Records for processing
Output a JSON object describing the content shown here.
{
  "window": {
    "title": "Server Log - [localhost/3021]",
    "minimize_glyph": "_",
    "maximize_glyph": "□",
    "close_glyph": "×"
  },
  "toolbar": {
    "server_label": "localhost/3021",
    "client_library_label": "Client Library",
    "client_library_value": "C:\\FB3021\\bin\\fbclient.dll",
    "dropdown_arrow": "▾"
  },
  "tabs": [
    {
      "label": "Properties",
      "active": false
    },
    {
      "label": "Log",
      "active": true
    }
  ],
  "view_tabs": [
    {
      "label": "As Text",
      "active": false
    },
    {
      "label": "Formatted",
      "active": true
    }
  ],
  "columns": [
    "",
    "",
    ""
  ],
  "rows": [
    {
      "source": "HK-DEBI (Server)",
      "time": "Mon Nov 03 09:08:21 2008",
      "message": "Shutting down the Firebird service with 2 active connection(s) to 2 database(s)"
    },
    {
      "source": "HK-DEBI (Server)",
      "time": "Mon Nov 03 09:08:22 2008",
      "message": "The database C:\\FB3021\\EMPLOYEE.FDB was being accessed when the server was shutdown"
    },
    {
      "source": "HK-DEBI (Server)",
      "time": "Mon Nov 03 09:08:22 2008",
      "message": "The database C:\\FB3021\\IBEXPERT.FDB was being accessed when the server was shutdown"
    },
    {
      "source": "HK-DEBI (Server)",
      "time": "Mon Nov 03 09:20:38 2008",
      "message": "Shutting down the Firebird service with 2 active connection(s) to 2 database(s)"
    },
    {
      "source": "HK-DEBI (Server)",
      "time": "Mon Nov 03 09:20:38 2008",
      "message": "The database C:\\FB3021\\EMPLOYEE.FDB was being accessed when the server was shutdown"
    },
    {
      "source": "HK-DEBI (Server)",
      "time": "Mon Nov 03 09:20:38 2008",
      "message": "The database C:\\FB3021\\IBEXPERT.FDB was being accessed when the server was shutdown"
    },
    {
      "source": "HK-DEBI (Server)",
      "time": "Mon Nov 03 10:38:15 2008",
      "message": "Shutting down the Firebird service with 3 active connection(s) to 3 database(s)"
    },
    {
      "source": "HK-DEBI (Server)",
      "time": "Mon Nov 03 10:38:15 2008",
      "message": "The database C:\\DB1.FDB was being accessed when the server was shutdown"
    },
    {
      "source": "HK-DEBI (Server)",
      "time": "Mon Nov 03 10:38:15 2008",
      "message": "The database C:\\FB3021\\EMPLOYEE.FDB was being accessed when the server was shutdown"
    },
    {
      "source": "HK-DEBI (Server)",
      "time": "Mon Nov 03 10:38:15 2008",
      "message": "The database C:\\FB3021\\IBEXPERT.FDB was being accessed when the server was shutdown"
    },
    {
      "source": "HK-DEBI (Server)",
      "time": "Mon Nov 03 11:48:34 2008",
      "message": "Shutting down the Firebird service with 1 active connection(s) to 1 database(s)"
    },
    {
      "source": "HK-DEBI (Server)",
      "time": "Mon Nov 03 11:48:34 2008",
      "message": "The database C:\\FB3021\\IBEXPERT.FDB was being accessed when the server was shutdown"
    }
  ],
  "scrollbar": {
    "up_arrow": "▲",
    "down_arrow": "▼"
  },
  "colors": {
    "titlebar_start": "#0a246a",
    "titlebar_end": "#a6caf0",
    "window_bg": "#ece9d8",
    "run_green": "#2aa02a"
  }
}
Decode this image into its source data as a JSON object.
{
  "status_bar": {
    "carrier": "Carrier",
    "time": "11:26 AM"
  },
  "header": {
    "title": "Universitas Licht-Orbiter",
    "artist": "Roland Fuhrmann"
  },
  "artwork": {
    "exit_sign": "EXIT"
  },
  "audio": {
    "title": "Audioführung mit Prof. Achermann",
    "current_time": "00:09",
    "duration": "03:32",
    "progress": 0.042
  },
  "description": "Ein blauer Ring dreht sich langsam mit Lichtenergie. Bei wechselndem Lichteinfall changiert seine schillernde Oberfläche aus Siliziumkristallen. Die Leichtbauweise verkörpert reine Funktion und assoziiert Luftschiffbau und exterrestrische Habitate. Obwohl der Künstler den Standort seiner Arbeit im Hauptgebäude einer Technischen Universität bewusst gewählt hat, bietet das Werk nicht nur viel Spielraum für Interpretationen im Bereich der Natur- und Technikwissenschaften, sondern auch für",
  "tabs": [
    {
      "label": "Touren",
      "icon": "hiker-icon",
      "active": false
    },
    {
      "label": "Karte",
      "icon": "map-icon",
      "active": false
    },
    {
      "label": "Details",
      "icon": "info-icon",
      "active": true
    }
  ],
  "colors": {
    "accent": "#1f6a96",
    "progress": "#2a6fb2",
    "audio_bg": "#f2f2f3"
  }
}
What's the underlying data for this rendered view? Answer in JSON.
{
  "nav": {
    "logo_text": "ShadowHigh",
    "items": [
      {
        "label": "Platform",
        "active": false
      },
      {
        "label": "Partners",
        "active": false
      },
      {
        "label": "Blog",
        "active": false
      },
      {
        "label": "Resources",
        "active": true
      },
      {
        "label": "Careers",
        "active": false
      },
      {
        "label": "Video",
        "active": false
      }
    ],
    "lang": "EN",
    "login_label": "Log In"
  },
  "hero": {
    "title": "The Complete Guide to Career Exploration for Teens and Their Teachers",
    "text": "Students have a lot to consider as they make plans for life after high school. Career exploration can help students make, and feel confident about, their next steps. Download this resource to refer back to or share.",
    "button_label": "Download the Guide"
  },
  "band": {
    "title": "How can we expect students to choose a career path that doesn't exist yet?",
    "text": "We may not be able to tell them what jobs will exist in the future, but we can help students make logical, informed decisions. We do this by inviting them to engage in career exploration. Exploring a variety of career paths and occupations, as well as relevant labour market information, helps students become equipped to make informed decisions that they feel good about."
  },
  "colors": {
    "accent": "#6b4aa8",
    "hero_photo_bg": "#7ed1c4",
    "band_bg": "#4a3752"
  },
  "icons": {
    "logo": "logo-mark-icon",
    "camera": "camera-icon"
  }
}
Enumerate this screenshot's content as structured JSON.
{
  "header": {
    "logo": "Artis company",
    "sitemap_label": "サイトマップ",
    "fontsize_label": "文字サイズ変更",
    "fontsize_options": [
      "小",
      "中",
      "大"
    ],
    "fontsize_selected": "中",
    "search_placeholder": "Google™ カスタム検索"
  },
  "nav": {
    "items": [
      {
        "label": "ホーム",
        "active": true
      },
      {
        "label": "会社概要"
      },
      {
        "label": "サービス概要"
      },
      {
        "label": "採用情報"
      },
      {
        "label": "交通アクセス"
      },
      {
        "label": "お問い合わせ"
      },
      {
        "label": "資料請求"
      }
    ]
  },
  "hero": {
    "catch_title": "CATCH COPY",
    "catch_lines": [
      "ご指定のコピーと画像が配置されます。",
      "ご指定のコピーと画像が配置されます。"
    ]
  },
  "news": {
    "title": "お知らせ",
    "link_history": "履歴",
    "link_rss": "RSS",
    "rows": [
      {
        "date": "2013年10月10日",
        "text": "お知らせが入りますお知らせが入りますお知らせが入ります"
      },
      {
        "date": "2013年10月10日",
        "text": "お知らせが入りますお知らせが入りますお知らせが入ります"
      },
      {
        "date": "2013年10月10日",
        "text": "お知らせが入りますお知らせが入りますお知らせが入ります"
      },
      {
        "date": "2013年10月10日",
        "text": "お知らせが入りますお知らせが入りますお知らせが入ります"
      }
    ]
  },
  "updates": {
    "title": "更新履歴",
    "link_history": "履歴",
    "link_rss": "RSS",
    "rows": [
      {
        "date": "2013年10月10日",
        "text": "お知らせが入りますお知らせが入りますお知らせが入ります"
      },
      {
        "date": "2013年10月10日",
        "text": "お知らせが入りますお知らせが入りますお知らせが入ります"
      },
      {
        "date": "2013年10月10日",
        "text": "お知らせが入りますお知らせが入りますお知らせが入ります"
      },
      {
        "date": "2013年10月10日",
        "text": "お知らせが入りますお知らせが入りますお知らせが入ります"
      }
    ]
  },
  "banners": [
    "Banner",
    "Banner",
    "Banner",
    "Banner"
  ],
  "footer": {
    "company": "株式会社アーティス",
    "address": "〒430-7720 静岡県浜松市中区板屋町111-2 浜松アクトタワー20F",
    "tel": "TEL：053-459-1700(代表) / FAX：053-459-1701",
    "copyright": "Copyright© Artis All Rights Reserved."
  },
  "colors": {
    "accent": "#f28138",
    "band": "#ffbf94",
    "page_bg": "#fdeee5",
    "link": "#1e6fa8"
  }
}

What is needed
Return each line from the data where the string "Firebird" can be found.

Written solution
      "message": "Shutting down the Firebird service with 2 active connection(s) to 2 database(s)"
      "message": "Shutting down the Firebird service with 2 active connection(s) to 2 database(s)"
      "message": "Shutting down the Firebird service with 3 active connection(s) to 3 database(s)"
      "message": "Shutting down the Firebird service with 1 active connection(s) to 1 database(s)"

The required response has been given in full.